With four full-time researchers and other teammates contributing, we're doing more research than ever. To help us stay in sync, every time we kick off a new research study, the person leading the project adds the details—like the name of the study, the team working on the research, and a summary of the study's purpose—to an Airtable form. This also triggers a notification to our UX Research Slack channel:
This helps us keep better tabs on the user learnings happening around the company and what we're all working on.
Once this record has been created, we have a handy place to link to all the important research deliverables—like the research plan and the final report—which creates a complete library of our research activities. Having all this information in one place helps us quickly refer back to past research. Instead of slipping into a documentation black hole, we can get more mileage out of the research we've already done. As our team continues to grow, it also helps us avoid the problem of duplicating past efforts ("Oh, we already did a study on that?")
In addition to the study itself, we also add records for the individual sessions that make up the study (for example, each individual usability test) and the contact information associated with each research participant.
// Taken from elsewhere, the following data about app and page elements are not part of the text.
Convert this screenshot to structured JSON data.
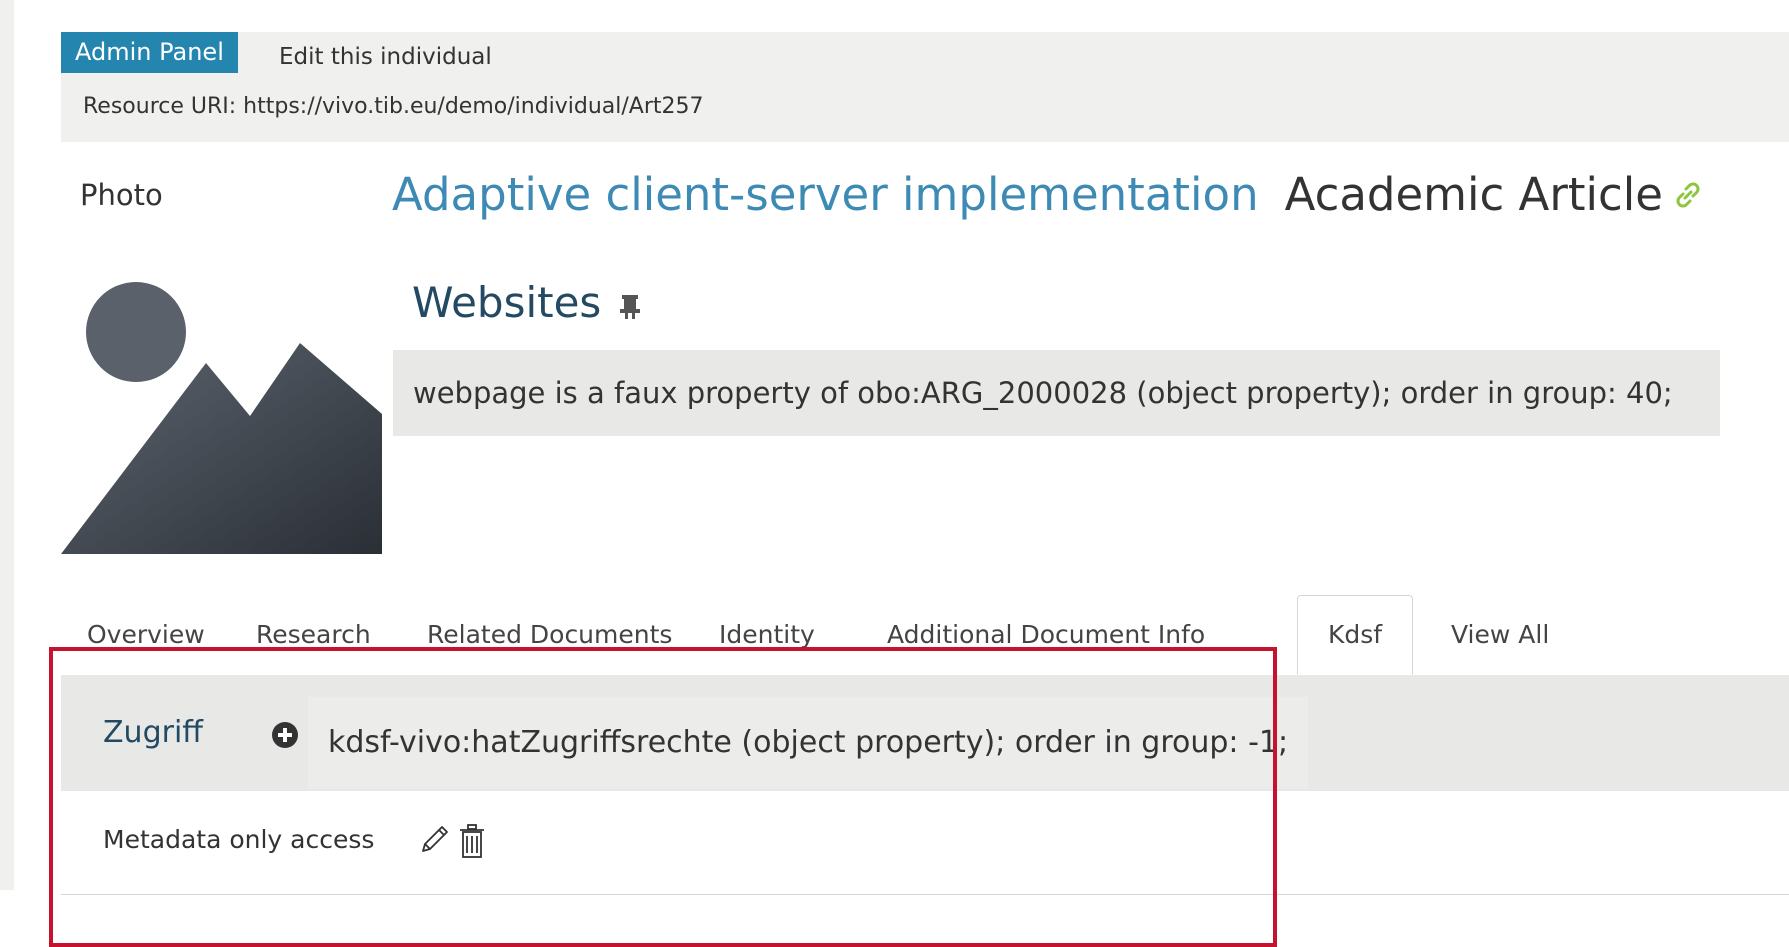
{
  "admin_panel": {
    "badge": "Admin Panel",
    "edit_link": "Edit this individual",
    "resource_uri": "Resource URI: https://vivo.tib.eu/demo/individual/Art257"
  },
  "photo": {
    "label": "Photo",
    "icon": "image-placeholder-icon"
  },
  "individual": {
    "title": "Adaptive client-server implementation",
    "type": "Academic Article",
    "link_icon": "link-icon"
  },
  "websites": {
    "title": "Websites",
    "icon": "pin-icon",
    "faux_property_note": "webpage is a faux property of obo:ARG_2000028 (object property); order in group: 40;"
  },
  "tabs": [
    {
      "label": "Overview",
      "active": false
    },
    {
      "label": "Research",
      "active": false
    },
    {
      "label": "Related Documents",
      "active": false
    },
    {
      "label": "Identity",
      "active": false
    },
    {
      "label": "Additional Document Info",
      "active": false
    },
    {
      "label": "Kdsf",
      "active": true
    },
    {
      "label": "View All",
      "active": false
    }
  ],
  "property_group": {
    "name": "Zugriff",
    "add_icon": "plus-circle-icon",
    "info": "kdsf-vivo:hatZugriffsrechte (object property); order in group: -1;",
    "value": "Metadata only access",
    "edit_icon": "pencil-icon",
    "delete_icon": "trash-icon"
  },
  "colors": {
    "admin_badge": "#2485ae",
    "title": "#3d8ab5",
    "heading": "#244a63",
    "link_icon": "#8cc63f",
    "highlight": "#c4122f",
    "panel_bg": "#f0f0ee"
  }
}
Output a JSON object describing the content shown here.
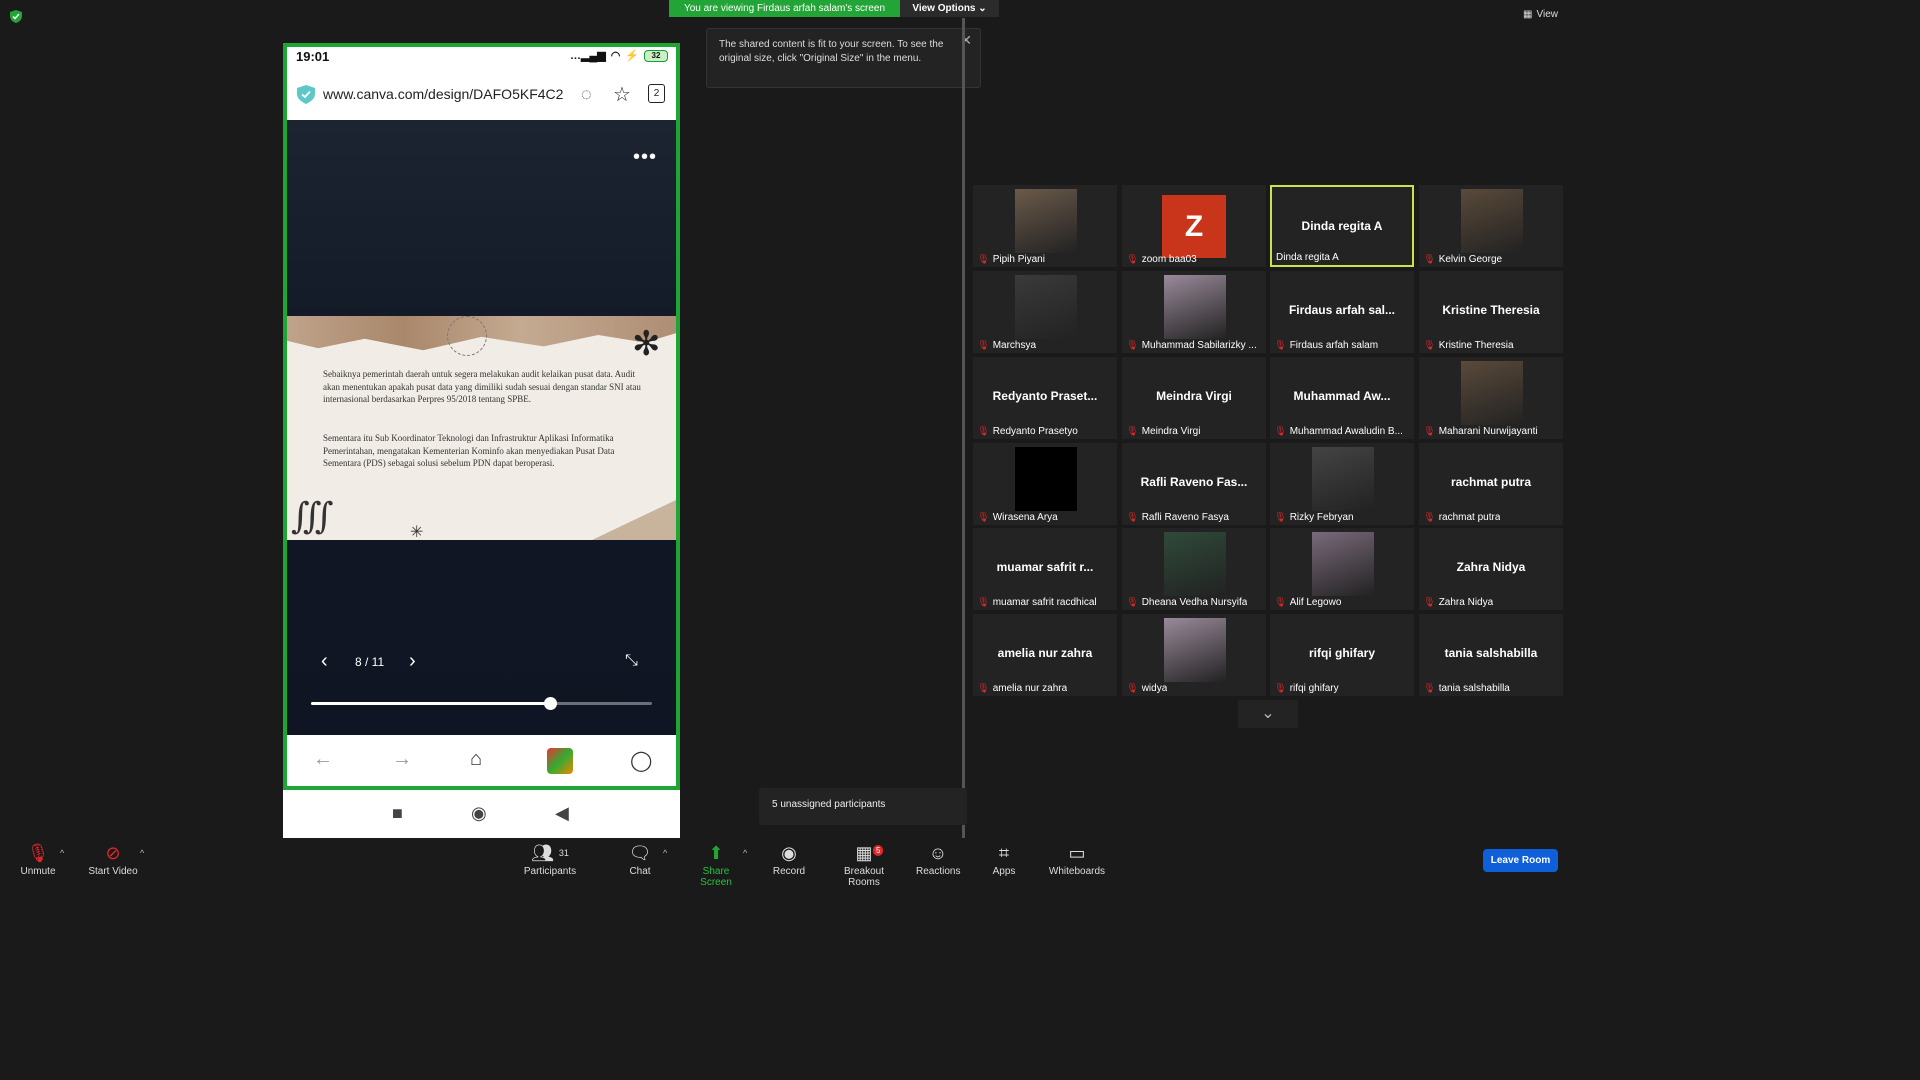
{
  "banner": {
    "viewing_text": "You are viewing Firdaus arfah salam's screen",
    "view_options": "View Options"
  },
  "top_right": {
    "view_label": "View"
  },
  "tooltip": {
    "text": "The shared content is fit to your screen. To see the original size, click \"Original Size\" in the menu."
  },
  "phone": {
    "time": "19:01",
    "battery": "32",
    "url": "www.canva.com/design/DAFO5KF4C2",
    "tab_count": "2",
    "slide_para1": "Sebaiknya pemerintah daerah untuk segera melakukan audit kelaikan pusat data. Audit akan menentukan apakah pusat data yang dimiliki sudah sesuai dengan standar SNI atau internasional berdasarkan Perpres 95/2018 tentang SPBE.",
    "slide_para2": "Sementara itu Sub Koordinator Teknologi dan Infrastruktur Aplikasi Informatika Pemerintahan, mengatakan Kementerian Kominfo akan menyediakan Pusat Data Sementara (PDS) sebagai solusi sebelum PDN dapat beroperasi.",
    "page_indicator": "8 / 11",
    "progress": 0.7
  },
  "participants_grid": [
    {
      "big": "",
      "label": "Pipih Piyani",
      "media": "photo"
    },
    {
      "big": "",
      "label": "zoom baa03",
      "media": "avatar-z"
    },
    {
      "big": "Dinda regita A",
      "label": "Dinda regita A",
      "active": true
    },
    {
      "big": "",
      "label": "Kelvin George",
      "media": "photo"
    },
    {
      "big": "",
      "label": "Marchsya",
      "media": "photo"
    },
    {
      "big": "",
      "label": "Muhammad Sabilarizky ...",
      "media": "photo"
    },
    {
      "big": "Firdaus arfah sal...",
      "label": "Firdaus arfah salam"
    },
    {
      "big": "Kristine Theresia",
      "label": "Kristine Theresia"
    },
    {
      "big": "Redyanto Praset...",
      "label": "Redyanto Prasetyo"
    },
    {
      "big": "Meindra Virgi",
      "label": "Meindra Virgi"
    },
    {
      "big": "Muhammad Aw...",
      "label": "Muhammad Awaludin B..."
    },
    {
      "big": "",
      "label": "Maharani Nurwijayanti",
      "media": "photo"
    },
    {
      "big": "",
      "label": "Wirasena Arya",
      "media": "black"
    },
    {
      "big": "Rafli Raveno Fas...",
      "label": "Rafli Raveno Fasya"
    },
    {
      "big": "",
      "label": "Rizky Febryan",
      "media": "photo"
    },
    {
      "big": "rachmat putra",
      "label": "rachmat putra"
    },
    {
      "big": "muamar safrit r...",
      "label": "muamar safrit racdhical"
    },
    {
      "big": "",
      "label": "Dheana Vedha Nursyifa",
      "media": "photo"
    },
    {
      "big": "",
      "label": "Alif Legowo",
      "media": "photo"
    },
    {
      "big": "Zahra Nidya",
      "label": "Zahra Nidya"
    },
    {
      "big": "amelia nur zahra",
      "label": "amelia nur zahra"
    },
    {
      "big": "",
      "label": "widya",
      "media": "photo"
    },
    {
      "big": "rifqi ghifary",
      "label": "rifqi ghifary"
    },
    {
      "big": "tania salshabilla",
      "label": "tania salshabilla"
    }
  ],
  "unassigned": "5 unassigned participants",
  "toolbar": {
    "unmute": "Unmute",
    "start_video": "Start Video",
    "participants": "Participants",
    "participants_count": "31",
    "chat": "Chat",
    "share_screen": "Share Screen",
    "record": "Record",
    "breakout_rooms": "Breakout Rooms",
    "breakout_count": "5",
    "reactions": "Reactions",
    "apps": "Apps",
    "whiteboards": "Whiteboards",
    "leave_room": "Leave Room"
  },
  "colors": {
    "share_green": "#23a436",
    "active_tile": "#cbe24a",
    "leave_blue": "#0e5fd8",
    "muted_red": "#e02828"
  }
}
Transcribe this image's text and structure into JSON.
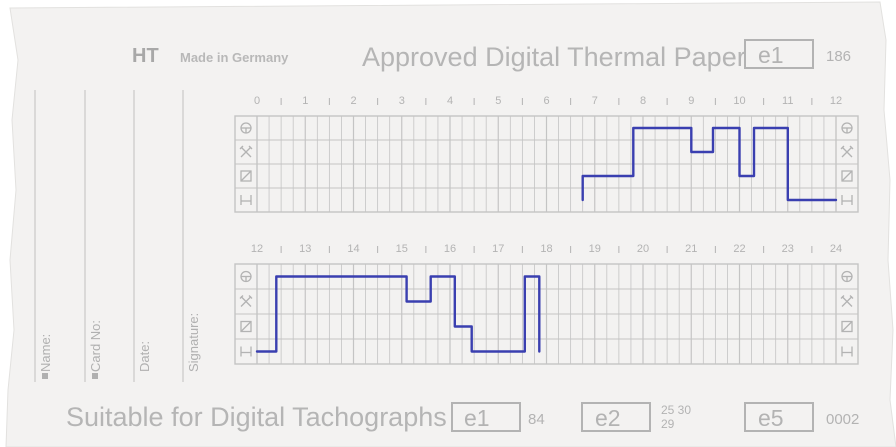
{
  "header": {
    "brand": "HT",
    "made_in": "Made in Germany",
    "title": "Approved Digital Thermal Paper",
    "approval_mark": "e1",
    "approval_number": "186"
  },
  "side_fields": {
    "name": "Name:",
    "card_no": "Card No:",
    "date": "Date:",
    "signature": "Signature:"
  },
  "upper_chart": {
    "hour_labels": [
      "0",
      "1",
      "2",
      "3",
      "4",
      "5",
      "6",
      "7",
      "8",
      "9",
      "10",
      "11",
      "12"
    ]
  },
  "lower_chart": {
    "hour_labels": [
      "12",
      "13",
      "14",
      "15",
      "16",
      "17",
      "18",
      "19",
      "20",
      "21",
      "22",
      "23",
      "24"
    ]
  },
  "footer": {
    "text": "Suitable for Digital Tachographs",
    "marks": [
      {
        "mark": "e1",
        "number": "84"
      },
      {
        "mark": "e2",
        "number_top": "25 30",
        "number_bottom": "29"
      },
      {
        "mark": "e5",
        "number": "0002"
      }
    ]
  },
  "activity_symbols": [
    "driving-wheel-icon",
    "work-hammers-icon",
    "availability-box-icon",
    "rest-bed-icon"
  ],
  "activity_trace": {
    "levels": [
      "driving",
      "work",
      "availability",
      "rest"
    ],
    "upper": [
      {
        "hour": 6.75,
        "level": "rest"
      },
      {
        "hour": 6.75,
        "level": "availability"
      },
      {
        "hour": 7.8,
        "level": "availability"
      },
      {
        "hour": 7.8,
        "level": "driving"
      },
      {
        "hour": 9.0,
        "level": "driving"
      },
      {
        "hour": 9.0,
        "level": "work"
      },
      {
        "hour": 9.45,
        "level": "work"
      },
      {
        "hour": 9.45,
        "level": "driving"
      },
      {
        "hour": 10.0,
        "level": "driving"
      },
      {
        "hour": 10.0,
        "level": "availability"
      },
      {
        "hour": 10.3,
        "level": "availability"
      },
      {
        "hour": 10.3,
        "level": "driving"
      },
      {
        "hour": 11.0,
        "level": "driving"
      },
      {
        "hour": 11.0,
        "level": "rest"
      },
      {
        "hour": 12.0,
        "level": "rest"
      }
    ],
    "lower": [
      {
        "hour": 12.0,
        "level": "rest"
      },
      {
        "hour": 12.4,
        "level": "rest"
      },
      {
        "hour": 12.4,
        "level": "driving"
      },
      {
        "hour": 15.1,
        "level": "driving"
      },
      {
        "hour": 15.1,
        "level": "work"
      },
      {
        "hour": 15.6,
        "level": "work"
      },
      {
        "hour": 15.6,
        "level": "driving"
      },
      {
        "hour": 16.1,
        "level": "driving"
      },
      {
        "hour": 16.1,
        "level": "availability"
      },
      {
        "hour": 16.45,
        "level": "availability"
      },
      {
        "hour": 16.45,
        "level": "rest"
      },
      {
        "hour": 17.55,
        "level": "rest"
      },
      {
        "hour": 17.55,
        "level": "driving"
      },
      {
        "hour": 17.85,
        "level": "driving"
      },
      {
        "hour": 17.85,
        "level": "rest"
      }
    ]
  },
  "colors": {
    "paper": "#f3f2f1",
    "print": "#b3b3b3",
    "grid": "#c4c4c4",
    "ink": "#3a3fb0"
  }
}
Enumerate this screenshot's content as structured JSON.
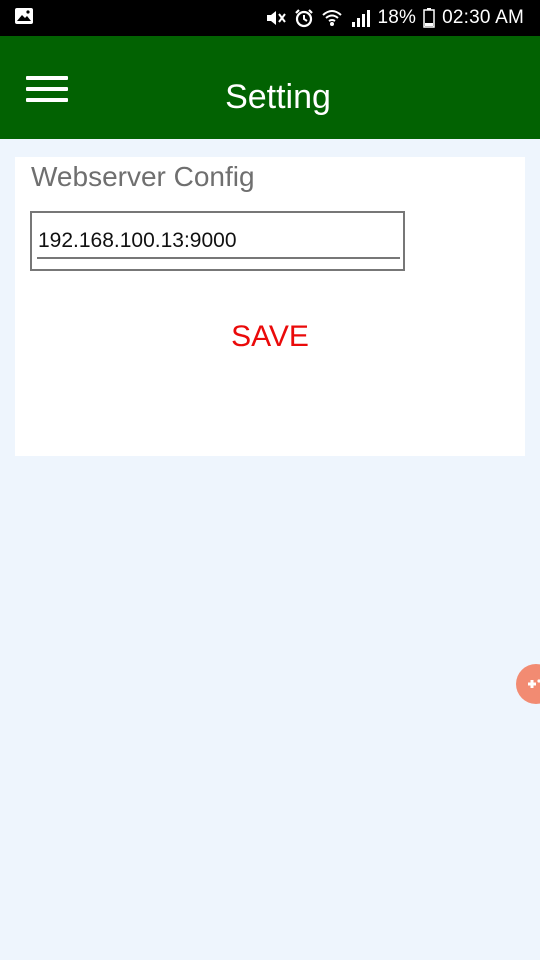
{
  "status_bar": {
    "battery_percent": "18%",
    "time": "02:30 AM",
    "icons": [
      "image-icon",
      "mute-icon",
      "alarm-icon",
      "wifi-icon",
      "signal-icon",
      "battery-icon"
    ]
  },
  "app_bar": {
    "title": "Setting",
    "menu_icon": "hamburger-menu-icon"
  },
  "card": {
    "title": "Webserver Config",
    "server_value": "192.168.100.13:9000",
    "save_label": "SAVE"
  },
  "floating": {
    "icon": "assistive-touch-icon",
    "color": "#f28b72"
  },
  "colors": {
    "app_bar": "#026202",
    "background": "#eef5fd",
    "accent": "#ea0a0a"
  }
}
This powers our "User Study Theatre" bot in Slack.
This Zap sends a reminder to the relevant product channel with the details about how to join the call:
Send Slack channel messages for new Google Calendar events
It keeps teammates in the loop about upcoming usability tests and user interviews and automatically creates a Slack thread, where observers can discuss the session and debrief about what they learned afterwards.
Speed Up Recruiting with Personalized Customer Outreach
Our database also functions as a list of customers we can contact for further research or follow-up questions. Recently, one of our product teams conducted a usability test for a high-demand feature we've collected a lot of feedback on. In fact, it's currently our most popular trend in the database. Our researcher on the team used the database to quickly retrieve a list of people who specifically expressed a need for this feature and sent them outreach emails based on the contact information we had stored in our database.
Send Gmail messages for new Airtable records in views
This ever-growing "research panel" helps us greatly simplify the task of recruiting the right users for interviews, which often one of the most tedious and time-consuming parts of the process.
In our outreach, we specifically included a reference to the problem as each customer described it in their own words. As a result, we received replies from customers who appreciated us following up and were enthusiastic about participating in our research.
This is a small but powerful way you can show customers they've been heard and that you value their input.
Zapping Away Tedious Data Entry
This might seem like a lot of data entry, but we have some helpful Zaps working in the background to do a lot of the heavy lifting for us.
For example, as soon as a customer signs up for a research session in Calendly, we have a Zap that automatically adds the information to Airtable and creates an event on our UX Research calendar.
Create detailed events in Google Calendar from new Airtable records in views
Interview no shows? No problem. Tagging a research study notification with a "No" reacji (emoji reaction) triggers a Zap that finds the Airtable record and updates its status to "Canceled."
These are just a few ways Zapier helps our UX researchers move quickly and stay focused on the research itself instead of worrying about all the trivial administrative details.
If you're looking for a more streamlined way to keep track of feedback from your users, I hope this inspires you to create a customer feedback database of your own and gives you some automation inspiration to keep it humming along. Your customers will thank you for it!
Now it's your turn. Grab a copy of our UX Research Database from the Airtable Universe and customize it to fit your team's needs.